Sue Ogrocki/Associated Press
“I would not take him in the lottery,” one scout responded after the game.
“Not a fan,” replied an Eastern Conference executive. “Love his passion and dedication, but he must learn to be more efficient.”
“I don’t see it with him,” said an executive from the Western Conference. “He’s erratic with the ball, and he’s a teaser. Volume shooter. I have concerns on him.”
Despite leading the country in scoring and assists, questions have popped up over the legitimacy of his production, style of play, plummeting efficiency and defensive effort.
“As he matures, he’s going to have to balance out his impulsive play, because while that’s flashy and all of us love to see it when he’s hot, it’s not going to take you very far as a team,” added another scout. “Defensively, he has to be better, plain and simple.”
Despite going for 28 points, seven assists and five rebounds in the first round, Young showed unsettling negatives as well, including questionable 30-foot hero shots in crunch time, careless passing (six turnovers) and hands-down defense on shooters.
“I believe he had only had one such game, versus Kansas, that was a winning effort,” said the first executive.
Sue Ogrocki/Associated Press
Reasons for Pessimism
At 6’2″, 180 pounds and with short arms, minimal explosiveness and a heavy reliance on threes (10.3 attempts per game, 36.1 percent) and free throws (8.6 attempts per game), Young has size and scoring limitations that concern scouts.
“I believe only 15.0 percent of his field-goal attempts are in the mid-range,” said the executive, who pointed out the need to be able to stop and pop inside the arc. “Can he get his shot off versus quality defense?”
Young was far less effective this season when his jumper was contested around the perimeter.
Unguarded catch-and-shoot jump shots: 66.7 percent
Guarded catch-and-shoot jump shots: 35.3 percent
Young also had trouble finishing through length, converting just 48.0 percent (36th percentile) of his shots at the basket.
And then there is the question of how he’ll adjust when NBA coaches take away his green light to dance with the ball or launch from deep.
Defensively, there have always been concerns about his projection, even if the intensity was there. Oftentimes, it’s not, which can be attributed to the fact he spends so much energy working on offense.
Either way, he’s easy to screen and grades out below average as a pick-and-roll defender, giving up .864 PPP (29th percentile). And he doesn’t have the length to challenge or change jumpers.
Brad Tollefson/Associated Press
Reasons for Optimism
“He’s too young to jump off the wagon,” said another scout. “This isn’t the final product, but he has a great foundation; he just has a lot to learn, and hopefully he is receptive to teaching.”
The bar was raised so high after his scorching start that it’s become easy to lose sight of his age and unmatched production.
Even in the loss to Rhode Island, Young, 19 years old, carried a weak supporting cast to overtime against a higher seed. Oklahoma’s second- and third-leading scorers combined to shoot 4-of-17. Young took over when the team needed him down the stretch of the second half.

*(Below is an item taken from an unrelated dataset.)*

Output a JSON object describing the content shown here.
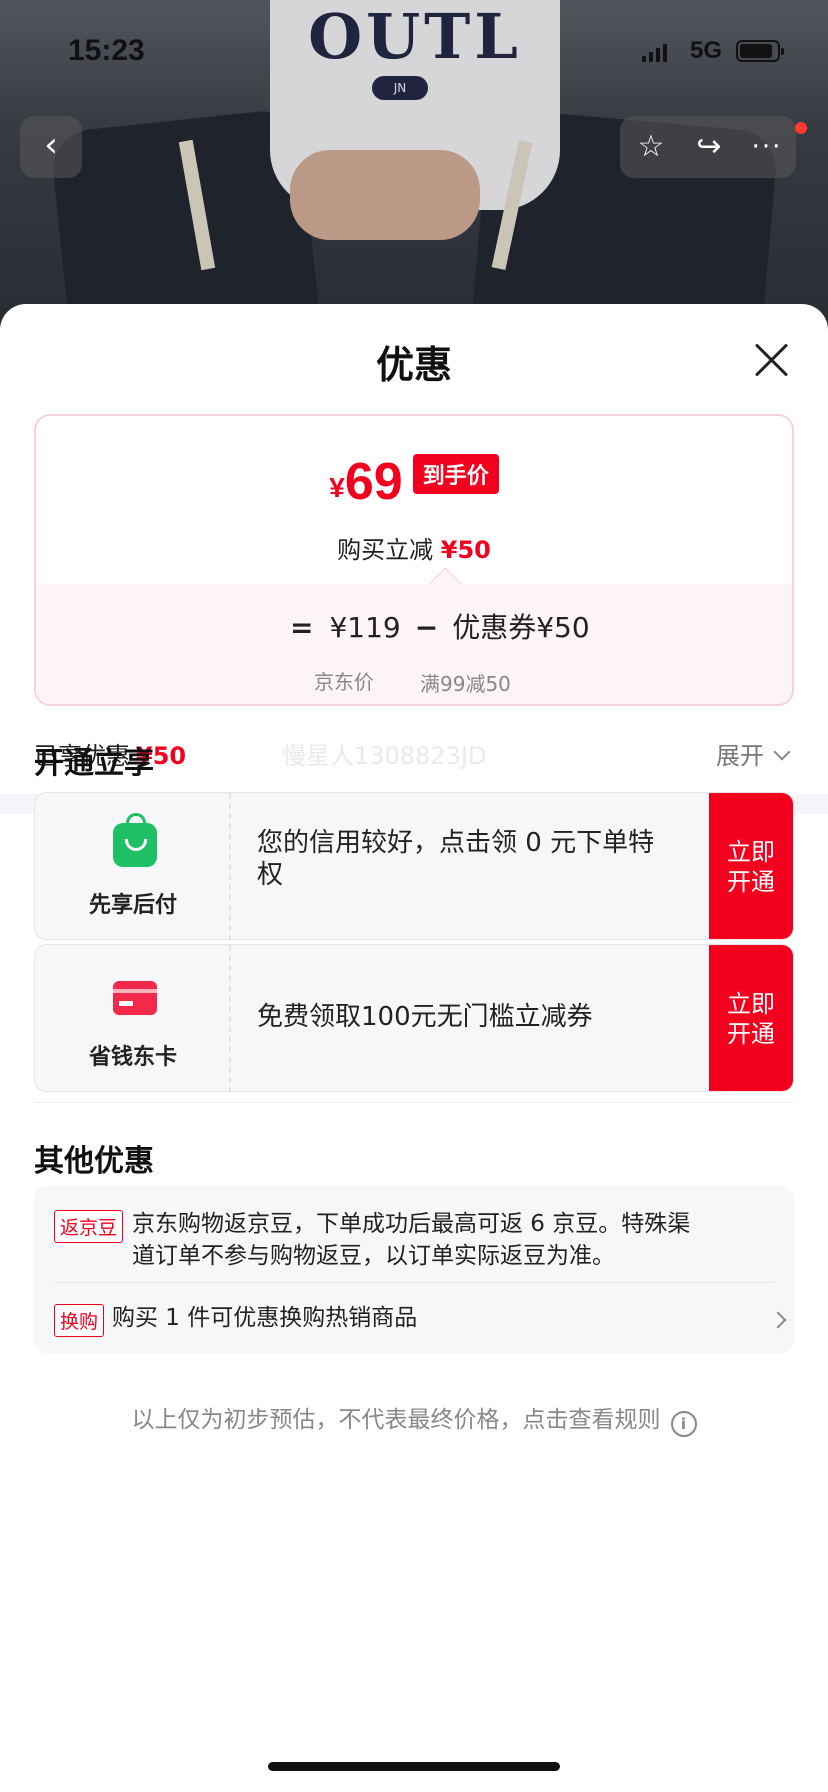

Some of his drop-off over the last month must be tied the fact scouting reports are more detailed and opponents are pressuring him with extra defenders, knowing his teammates aren’t overly threatening.
His entire body of work still shows 27.4 points and 8.7 assists per game.
Rethinking the Stephen Curry comparison
Given his skinny physical tools, crafty ball-handling, YOLO shot selection and slick passing, comparisons to Curry were inevitable.
They were also premature.
The comparisons were driven by similar size, athletic limitations and style of play. There is a major difference between calling Young the next Curry and suggesting he’s Curry-like for his matching physique and skill set.
Whoever drafts Young—and it’s starting to sound like it can be a team in the No. 8-14 range—isn’t getting the league’s next MVP. It will add a confident shot-maker and dazzling playmaker.
But scouts are now doubting the height of his ceiling and chances of becoming the NBA’s next up-and-coming All-Star point guard.
Charlie Neibergall/Associated Press
Who takes a chance on Young?
Heading into the NCAA tournament, the NBA lottery odds (based on standings) show the Chicago Bulls, New York Knicks, Charlotte Hornets, Los Angeles Clippers (via Detroit Pistons), Philadelphia 76ers (via Los Angeles Lakers), Denver Nuggets and San Antonio Spurs expected to pick in the second half of the lottery.
There will be pressure on New York to gamble on Young, who’d give the Knicks a much-needed creator, something rookie Frank Ntilikina is not at the moment.
The Clippers and 76ers could both use an additional ball-handler, and if he’s on the board when San Antonio is selecting, the Spurs could possibly see Tony Parker as the ideal mentor for Young.
Whichever of these franchises (if any) select Young, it would reflect a significant commitment, given his ball-dominant approach.
Late-lottery teams will ultimately have a difficult decision to make on one of the most polarizing NBA prospects in years.
Stats courtesy of Synergy Sports Technology